5 Funding Options For Your Start-Up
Having an idea for a business is the first step of starting any business, the next – is finding sufficient funds to make the idea into a reality. Let’s face it, not every one of us are born with a silver spoon or have avenues of strong financial backing from friends and family members. Thus, as an entrepreneur, it is only sensible to identify the various platforms to fund your business.
In this article, we will look at 5 funding options for start-ups and SMEs.
1. Venture Capitals
Venture capitalists are usually looking for technology-driven businesses and companies with high-growth potential in sectors such as information technology, communications and biotechnology. However, these list is not exhaustive and there may be other investors that cater to yours.
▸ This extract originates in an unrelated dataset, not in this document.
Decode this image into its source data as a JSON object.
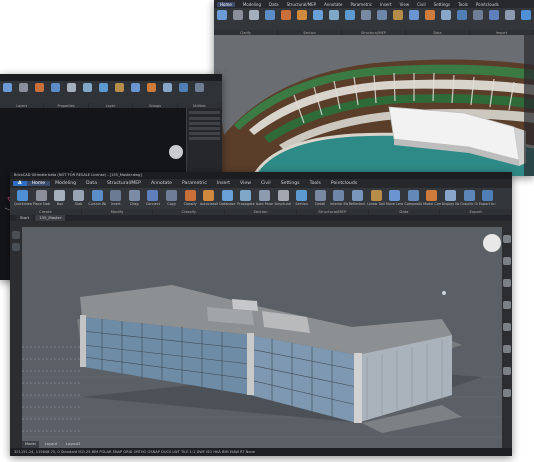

It is important that you look for investors who bring relevant experience and knowledge to your business.
Venture capitalists take an equity position in the company to help it carry out a promising but higher risk project and this involves giving up some ownership or equity in your business to them. Venture capitalists also expect a healthy return on their investment which may be generated when the business starts selling shares to the public. (Source: BDC)
2. Angel investors
Angel investors are individuals who invest directly in small firms owned by others. They are often leaders in their own field who are able to contribute their experience, network of contacts and their management knowledge. They tend to finance businesses in their early stages with investments in the order of $25,000 to $100,000.
Their benefit from investing is having the right to supervise the company’s management practices and this involves a seat on the board of directors and an assurance of transparency.
They tend to keep a low profile and you have to contact specialized associations or search websites on angel investors. If you’re looking for an angel investor in Singapore, you can check out Singapore Angel Investors and Angel Investment Network. (Source: BDC)
3. P2P Lending
For many startups and small businesses, they may not be able to fulfill the criteria for an angel investor as they require high returns. Hence, peer-to-peer (P2P) lending may be able to help small businesses that want to tap on smaller funding amounts.
Peer-to-peer lending involves borrowing money from your peers, including other business professionals and investors who are interested in relatively small financing amounts.
The benefits of P2P lending includes no collateral is required, lower interest rates and you can repay the loan early and not have to face prepayment penalties. Since it operates as an online lending environment, the businesses are able to get faster approval and no paperwork needed except for a few online forms and a digital signature. (Souce: Forbes)
Crowdfunding has been one the latest ways of seeking funds for entrepreneurs worldwide. It is the activity of raising money (funds) from a large number of individuals (crowd) through an online platform.
The most popular examples of such platforms around the world include GoFundMe, Kickstarter and Indiegogo. There are now more than 600 crowdfunding platforms globally with fundraising reaching billions of dollars annually.
There are a few types of crowdfunding, but for companies that are looking to increase their funds, they can tap into securities-based crowdfunding.
Securities-based crowdfunding (SCF) is further divided into lending-based crowdfunding and equity-based crowdfunding. Lending-based crowdfunding is when individuals lend money to a company and the company commits to repay the loan at predetermined intervals and interest rate. Equity-based crowdfunding is when individuals invest in shares sold by a company and receive a share of the profits in the form of a dividend or distribution. Both types of securities-based crowdfunding are subject to securities regulations prevalent in the jurisdiction where the online platforms are based.
In Singapore, all SCF platforms are licensed and regulated by the Monetary Authority of Singapore (MAS). They are granted a Capital Markets Services License (CMSL) under the Securities and Futures Act. The Authority mandates that all licensed crowdfunding platforms must ensure proper segregation of investors’ monies and keep proper records of transactions.
Additionally, if investors in Singapore invest in securities offered by an issuer in another country, their rights will be subject to the laws of that country and you may be liable to tax, transaction costs and capital controls. (Source: SME Portal)
5. Government grants and subsidies
Government agencies in Singapore provides financing such as grants, subsidies and programs that may be available to your business. You can visit the SME Portal and Enterprise Singapore to know more about the various government programs and grants for SMEs and start-ups.
In conclusion, start-ups should know that funding your business is no longer just limited bank loans. Showing that you’re able to tap on various financing alternatives demonstrates to lenders that you’re a proactive entrepreneur.
Whether you’re opting for venture capital, an angel investor or using P2P lending, each of the financing options have their own pros and cons, and specific criteria used to evaluate your business thus it is important for entrepreneurs to do their research to know which platform they should tap into.